That decision seems to have been made, according to Reuters' sources, with Apple's manufacturing partners said to be readying their production lines for mid-Q2.
First off the machines will be the 4.7-inch display, it's suggested, with Apple supposedly tapping Japan Display, Sharp, and LG Display to do the hard work. The screen will use in-cell touch technology, it's said, just as in the iPhone 5, iPhone 5s, and iPhone 5c, which layers the touch components with the display panel for a reduction in overall thickness.
However, production of the 5.5-inch version is said to be staggered, with Apple and its suppliers supposedly encountering issues with that in-cell touch technology on the larger panels.

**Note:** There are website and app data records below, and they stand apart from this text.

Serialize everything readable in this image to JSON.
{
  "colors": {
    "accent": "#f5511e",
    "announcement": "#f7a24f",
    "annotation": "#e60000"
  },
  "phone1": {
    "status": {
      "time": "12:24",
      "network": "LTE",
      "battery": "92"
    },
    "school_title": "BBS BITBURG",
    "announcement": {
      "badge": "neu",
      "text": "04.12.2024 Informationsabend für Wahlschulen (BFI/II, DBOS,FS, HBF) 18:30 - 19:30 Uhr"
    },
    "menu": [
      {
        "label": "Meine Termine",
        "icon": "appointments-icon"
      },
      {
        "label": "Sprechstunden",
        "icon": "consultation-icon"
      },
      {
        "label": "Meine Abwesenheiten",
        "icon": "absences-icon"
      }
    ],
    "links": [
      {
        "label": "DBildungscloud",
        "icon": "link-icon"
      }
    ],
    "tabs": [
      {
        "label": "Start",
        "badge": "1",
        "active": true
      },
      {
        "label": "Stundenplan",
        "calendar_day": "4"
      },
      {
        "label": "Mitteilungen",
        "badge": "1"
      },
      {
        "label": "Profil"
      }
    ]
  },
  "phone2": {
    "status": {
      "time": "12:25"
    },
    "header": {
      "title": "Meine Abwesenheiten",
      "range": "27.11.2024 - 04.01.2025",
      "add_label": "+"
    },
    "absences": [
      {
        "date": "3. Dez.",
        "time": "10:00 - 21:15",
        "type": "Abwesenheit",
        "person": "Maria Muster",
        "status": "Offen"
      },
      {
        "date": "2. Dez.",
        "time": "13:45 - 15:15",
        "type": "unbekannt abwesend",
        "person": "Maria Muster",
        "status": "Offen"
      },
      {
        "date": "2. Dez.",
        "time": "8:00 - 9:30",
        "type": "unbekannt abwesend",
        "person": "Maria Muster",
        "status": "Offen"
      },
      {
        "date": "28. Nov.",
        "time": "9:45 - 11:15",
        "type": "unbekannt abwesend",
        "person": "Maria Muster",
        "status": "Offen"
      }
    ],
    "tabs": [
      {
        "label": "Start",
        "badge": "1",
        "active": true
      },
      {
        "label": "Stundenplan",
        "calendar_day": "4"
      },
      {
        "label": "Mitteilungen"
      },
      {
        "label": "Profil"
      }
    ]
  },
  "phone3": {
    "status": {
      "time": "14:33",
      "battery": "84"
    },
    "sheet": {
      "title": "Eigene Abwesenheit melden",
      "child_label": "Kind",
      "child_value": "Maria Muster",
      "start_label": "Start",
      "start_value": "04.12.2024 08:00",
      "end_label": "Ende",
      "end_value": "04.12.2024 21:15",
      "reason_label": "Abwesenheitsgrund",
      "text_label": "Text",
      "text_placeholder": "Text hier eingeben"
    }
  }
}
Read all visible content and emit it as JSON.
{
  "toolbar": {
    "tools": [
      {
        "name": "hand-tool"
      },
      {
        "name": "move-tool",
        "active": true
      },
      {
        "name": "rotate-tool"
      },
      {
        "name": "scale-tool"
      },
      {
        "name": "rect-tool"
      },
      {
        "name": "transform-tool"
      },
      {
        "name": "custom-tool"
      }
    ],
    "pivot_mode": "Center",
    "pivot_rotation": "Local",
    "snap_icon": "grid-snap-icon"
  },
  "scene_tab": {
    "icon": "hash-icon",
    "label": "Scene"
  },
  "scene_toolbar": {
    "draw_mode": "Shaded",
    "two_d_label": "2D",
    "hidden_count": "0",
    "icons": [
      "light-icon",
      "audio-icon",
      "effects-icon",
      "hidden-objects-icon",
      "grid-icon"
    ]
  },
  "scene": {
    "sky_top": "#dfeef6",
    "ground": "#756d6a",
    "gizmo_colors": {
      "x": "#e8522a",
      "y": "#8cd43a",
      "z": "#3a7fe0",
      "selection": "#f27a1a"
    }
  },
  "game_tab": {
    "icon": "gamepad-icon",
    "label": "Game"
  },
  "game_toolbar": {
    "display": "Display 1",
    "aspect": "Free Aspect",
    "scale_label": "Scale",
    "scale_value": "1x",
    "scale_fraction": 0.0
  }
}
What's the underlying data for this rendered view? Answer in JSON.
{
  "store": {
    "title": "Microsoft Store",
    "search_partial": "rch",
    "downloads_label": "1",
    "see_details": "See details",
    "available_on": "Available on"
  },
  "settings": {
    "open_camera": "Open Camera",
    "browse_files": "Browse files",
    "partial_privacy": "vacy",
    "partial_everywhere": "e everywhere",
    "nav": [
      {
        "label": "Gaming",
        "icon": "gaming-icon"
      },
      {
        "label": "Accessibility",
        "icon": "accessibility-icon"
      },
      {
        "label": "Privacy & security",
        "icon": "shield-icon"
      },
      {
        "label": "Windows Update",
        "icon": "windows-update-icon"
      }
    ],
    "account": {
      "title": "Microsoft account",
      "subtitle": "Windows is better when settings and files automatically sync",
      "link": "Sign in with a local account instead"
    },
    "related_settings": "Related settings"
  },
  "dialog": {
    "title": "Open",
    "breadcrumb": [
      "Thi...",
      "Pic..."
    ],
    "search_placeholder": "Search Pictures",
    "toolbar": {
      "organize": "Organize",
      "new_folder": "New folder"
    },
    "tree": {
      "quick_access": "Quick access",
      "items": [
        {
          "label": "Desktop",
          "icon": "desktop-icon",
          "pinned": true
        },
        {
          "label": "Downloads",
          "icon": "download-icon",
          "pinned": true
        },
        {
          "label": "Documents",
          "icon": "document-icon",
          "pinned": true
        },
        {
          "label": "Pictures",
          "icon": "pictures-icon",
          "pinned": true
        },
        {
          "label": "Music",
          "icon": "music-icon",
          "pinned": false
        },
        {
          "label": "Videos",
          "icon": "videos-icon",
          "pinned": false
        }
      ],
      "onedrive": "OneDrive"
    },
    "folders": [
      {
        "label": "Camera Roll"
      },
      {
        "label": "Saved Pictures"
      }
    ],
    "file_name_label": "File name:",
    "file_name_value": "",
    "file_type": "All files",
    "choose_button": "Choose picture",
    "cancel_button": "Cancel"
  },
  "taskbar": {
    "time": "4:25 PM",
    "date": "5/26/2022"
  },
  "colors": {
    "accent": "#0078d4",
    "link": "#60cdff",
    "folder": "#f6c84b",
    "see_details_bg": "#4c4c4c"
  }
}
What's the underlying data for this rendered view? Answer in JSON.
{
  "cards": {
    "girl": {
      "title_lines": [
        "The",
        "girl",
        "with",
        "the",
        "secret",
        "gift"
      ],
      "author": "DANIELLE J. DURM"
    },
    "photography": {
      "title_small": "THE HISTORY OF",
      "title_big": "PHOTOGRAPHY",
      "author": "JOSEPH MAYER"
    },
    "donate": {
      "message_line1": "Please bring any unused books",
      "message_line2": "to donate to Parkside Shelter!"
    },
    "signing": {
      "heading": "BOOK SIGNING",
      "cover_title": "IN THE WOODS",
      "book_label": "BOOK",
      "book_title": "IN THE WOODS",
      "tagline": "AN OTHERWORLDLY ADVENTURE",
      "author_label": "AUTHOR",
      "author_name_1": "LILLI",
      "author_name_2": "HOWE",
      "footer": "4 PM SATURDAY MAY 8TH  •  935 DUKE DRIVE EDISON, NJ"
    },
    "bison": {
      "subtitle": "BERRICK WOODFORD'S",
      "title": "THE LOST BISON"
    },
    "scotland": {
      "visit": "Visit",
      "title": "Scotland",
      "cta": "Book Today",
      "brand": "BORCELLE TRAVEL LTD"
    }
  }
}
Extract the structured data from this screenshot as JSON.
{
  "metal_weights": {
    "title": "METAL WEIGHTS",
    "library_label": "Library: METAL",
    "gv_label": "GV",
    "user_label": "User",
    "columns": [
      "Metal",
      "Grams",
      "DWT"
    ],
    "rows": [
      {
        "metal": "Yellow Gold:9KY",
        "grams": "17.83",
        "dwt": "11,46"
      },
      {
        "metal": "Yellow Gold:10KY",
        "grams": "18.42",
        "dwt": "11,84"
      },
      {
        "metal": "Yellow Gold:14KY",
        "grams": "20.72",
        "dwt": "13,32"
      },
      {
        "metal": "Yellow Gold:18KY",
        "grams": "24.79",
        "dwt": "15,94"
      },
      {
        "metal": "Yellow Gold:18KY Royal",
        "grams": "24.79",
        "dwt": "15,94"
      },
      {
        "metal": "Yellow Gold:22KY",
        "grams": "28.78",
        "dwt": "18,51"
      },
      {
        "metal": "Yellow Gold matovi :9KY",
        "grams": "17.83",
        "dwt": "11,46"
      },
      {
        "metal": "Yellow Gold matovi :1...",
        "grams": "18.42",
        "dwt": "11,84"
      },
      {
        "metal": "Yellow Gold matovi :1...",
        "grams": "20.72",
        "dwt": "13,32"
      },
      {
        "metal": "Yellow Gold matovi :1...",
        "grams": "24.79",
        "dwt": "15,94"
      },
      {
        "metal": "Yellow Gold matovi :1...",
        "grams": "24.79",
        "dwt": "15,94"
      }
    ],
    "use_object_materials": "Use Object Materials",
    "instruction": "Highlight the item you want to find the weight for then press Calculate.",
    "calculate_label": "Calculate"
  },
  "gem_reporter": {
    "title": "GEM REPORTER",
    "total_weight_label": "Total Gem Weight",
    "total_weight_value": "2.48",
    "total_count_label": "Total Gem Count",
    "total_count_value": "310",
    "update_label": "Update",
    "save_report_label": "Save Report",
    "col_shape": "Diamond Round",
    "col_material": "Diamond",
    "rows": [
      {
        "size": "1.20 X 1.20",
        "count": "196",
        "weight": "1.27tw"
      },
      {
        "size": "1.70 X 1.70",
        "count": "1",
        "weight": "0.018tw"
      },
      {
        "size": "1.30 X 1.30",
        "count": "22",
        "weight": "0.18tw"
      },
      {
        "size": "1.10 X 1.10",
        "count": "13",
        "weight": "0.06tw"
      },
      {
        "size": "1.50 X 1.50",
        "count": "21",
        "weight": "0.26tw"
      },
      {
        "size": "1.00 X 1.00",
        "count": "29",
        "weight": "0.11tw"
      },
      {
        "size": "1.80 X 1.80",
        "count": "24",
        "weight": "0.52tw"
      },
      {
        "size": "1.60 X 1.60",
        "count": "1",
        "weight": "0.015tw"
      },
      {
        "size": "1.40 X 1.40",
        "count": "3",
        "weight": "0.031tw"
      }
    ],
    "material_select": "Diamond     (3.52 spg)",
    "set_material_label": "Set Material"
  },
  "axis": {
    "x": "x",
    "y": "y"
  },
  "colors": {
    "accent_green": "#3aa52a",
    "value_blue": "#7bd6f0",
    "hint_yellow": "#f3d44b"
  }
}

In fact, it could be "several months" before the bigger phone's screen starts mass production, potentially even forcing a switch back to film sensor touch if the in-cell hiccups can't be avoided. Japan Display is expected to be first out of the gate with panels, with Sharp and LG Display due to follow suit in around June.
There's no sign of Samsung in the mix, and nor is there any word on whether Apple will have a third flagship option using the 4-inch display, or relegate the screen size to the mid- and low-end.
Yesterday, leaks purportedly showing an iPhone 6 handset in a testing rig at Foxconn leaked, suggesting Apple was moving away from its sharp edges of the current-gen phone and shifting to a more curvaceous design. That could well be a move to make a larger device more comfortable to hold.
The supposed-prototype also indicated Apple was shifting its antennas to the rear of the device, and included what could be a sensor to track heart rate.